Listening through the discography of Wire feels like traversing the halls of a vast and ever-changing art museum.

Wire’s musical identity has always been fluid, unrestricted by genre and unburdened by convention.

Photo by Intricate Explorer on Unsplash

Though perhaps stylistically inconsistent, the works of Wire maintain tactile continuity.

Every song feels like a lungful of cool coastal air, idyllic and rustic and contemplative. A collection of experimental brushstrokes.

As October approaches, the works of Wire capture the dual melancholy-yearning invoked by the transition from summer into fall.

“Pink Flag”

Largely considered to be a landmark album, Wire debuted with the release of “Pink Flag” in 1977.

A collection of 21 songs with an overall runtime of just under 36 minutes, “Pink Flag” presents a marked deconstruction of the punk genre.

Cover for “Pink Flag” by Wire

Though most of the tracks on the album are short, with some falling under 30 seconds, the album passes by at a remarkably slow pace.

It’s clear that Wire was methodical in their composition of the album, only remaining with each track for as long as absolutely necessary.

The resulting album presents something adjacently punk — punk stripped of its blaring paint — cultivated at a distance.

Post-punk before post-punk had really begun.

The album’s cover, I think, most adequately represents the album’s sound: minimalist, uncomplicated and sunbleached.

Recommended Tracks: “Three Girl Rhumba,” “Fragile,” “1 2 X U”

“Chairs Missing”

Wire’s second album, released 1978, marked the band’s progression further into experimentalism.

While “Pink Flag” presented punk at a distance, “Chairs Missing” moved even farther away.

Cover for “Chairs Missing” by Wire

The album’s tracks are deeply atmospheric and contemplative.

While traces of punk influence persist in the realms of distortion, vocal styles and lilt, there’s a noticable presence of synths throughout.

When I hear the words “art punk,” the sounds of this album come to mind.

Recommended Tracks: “Another the Letter,” “Marooned,” “Sand in My Joints”


Wire’s third album, released 1979, was another step in the band’s progression of style.

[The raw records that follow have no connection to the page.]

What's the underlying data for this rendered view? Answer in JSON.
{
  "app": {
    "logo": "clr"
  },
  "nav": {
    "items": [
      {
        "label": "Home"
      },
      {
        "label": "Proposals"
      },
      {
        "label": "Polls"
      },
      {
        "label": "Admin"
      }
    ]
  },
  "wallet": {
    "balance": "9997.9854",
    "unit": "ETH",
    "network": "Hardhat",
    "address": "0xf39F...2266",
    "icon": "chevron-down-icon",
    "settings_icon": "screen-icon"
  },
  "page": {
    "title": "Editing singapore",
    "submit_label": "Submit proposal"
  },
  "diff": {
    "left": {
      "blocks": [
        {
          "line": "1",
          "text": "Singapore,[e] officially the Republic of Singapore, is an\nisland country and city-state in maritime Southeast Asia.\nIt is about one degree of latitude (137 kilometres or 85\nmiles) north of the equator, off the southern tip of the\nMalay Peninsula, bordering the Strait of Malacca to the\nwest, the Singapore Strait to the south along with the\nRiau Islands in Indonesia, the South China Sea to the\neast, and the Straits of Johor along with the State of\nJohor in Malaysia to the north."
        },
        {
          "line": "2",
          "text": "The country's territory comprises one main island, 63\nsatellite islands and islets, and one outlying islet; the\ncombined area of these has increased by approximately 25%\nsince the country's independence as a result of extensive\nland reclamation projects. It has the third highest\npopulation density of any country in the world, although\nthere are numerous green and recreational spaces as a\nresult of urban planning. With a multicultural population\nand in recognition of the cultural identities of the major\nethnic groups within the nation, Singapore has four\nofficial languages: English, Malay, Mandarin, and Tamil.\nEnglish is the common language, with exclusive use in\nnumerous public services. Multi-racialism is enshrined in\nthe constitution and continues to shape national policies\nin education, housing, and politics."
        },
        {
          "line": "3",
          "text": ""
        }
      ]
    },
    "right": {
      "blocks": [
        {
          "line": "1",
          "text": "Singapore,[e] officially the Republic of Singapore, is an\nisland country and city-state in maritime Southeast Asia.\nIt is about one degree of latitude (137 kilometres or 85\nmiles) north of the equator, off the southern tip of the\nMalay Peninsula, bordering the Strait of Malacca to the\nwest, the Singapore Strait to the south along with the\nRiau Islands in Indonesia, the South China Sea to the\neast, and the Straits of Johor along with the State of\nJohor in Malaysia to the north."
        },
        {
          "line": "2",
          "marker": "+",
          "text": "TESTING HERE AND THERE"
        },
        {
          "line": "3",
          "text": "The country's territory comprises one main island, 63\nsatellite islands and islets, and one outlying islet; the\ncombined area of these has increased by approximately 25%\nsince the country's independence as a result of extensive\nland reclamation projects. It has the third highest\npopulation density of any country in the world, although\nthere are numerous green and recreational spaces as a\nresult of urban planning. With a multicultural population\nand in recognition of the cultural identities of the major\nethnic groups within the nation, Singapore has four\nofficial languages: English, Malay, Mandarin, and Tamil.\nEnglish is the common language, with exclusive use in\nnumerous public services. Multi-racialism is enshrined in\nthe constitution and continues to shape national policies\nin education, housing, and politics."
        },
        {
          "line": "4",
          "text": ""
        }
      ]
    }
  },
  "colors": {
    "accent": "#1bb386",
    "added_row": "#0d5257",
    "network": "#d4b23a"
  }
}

Building upon the atmosphere of “Chairs Missing,” “154” demonstrates a slower, more exacting musical process.

The album’s opening track, “I Should Have Known Better,” is almost unrecognizable as Wire.

Cover for “154” by Wire

With cold, clean vocals buffered by a smooth guitar-synth combo, the track has an almost gothic slant.

This effect continues throughout the album, with use of electronic beats coloring a pneumatic atmosphere.

“154” represents Wire’s penchant for transformation — or rather, metamorphosis — as the deconstruction witnessed in “Pink Flag” culminates in the birth of a distinct genre.

Recommended Tracks: “I Should Have Known Better,” “Single K.O.,” “Once is Enough”

Final Thoughts

Wire’s experimentation with music didn’t end with “154.”

In 2020, the band released “10:20,” their 18th studio album.

Though Wire never reached the mainstream acclaim of other groups, their influence is uncontested.

Many groups that proved more commercially successful than Wire, such as Sonic Youth, Minutemen, My Bloody Valentine and Big Black, cite Wire’s influence in their own work.

As frontman Colin Newman said in a Rolling Stones interview, Wire is “… the most famous band you’ve never heard of.”

By J

J is a DJ at WKNC and a staunch enjoyer of dark and moody music.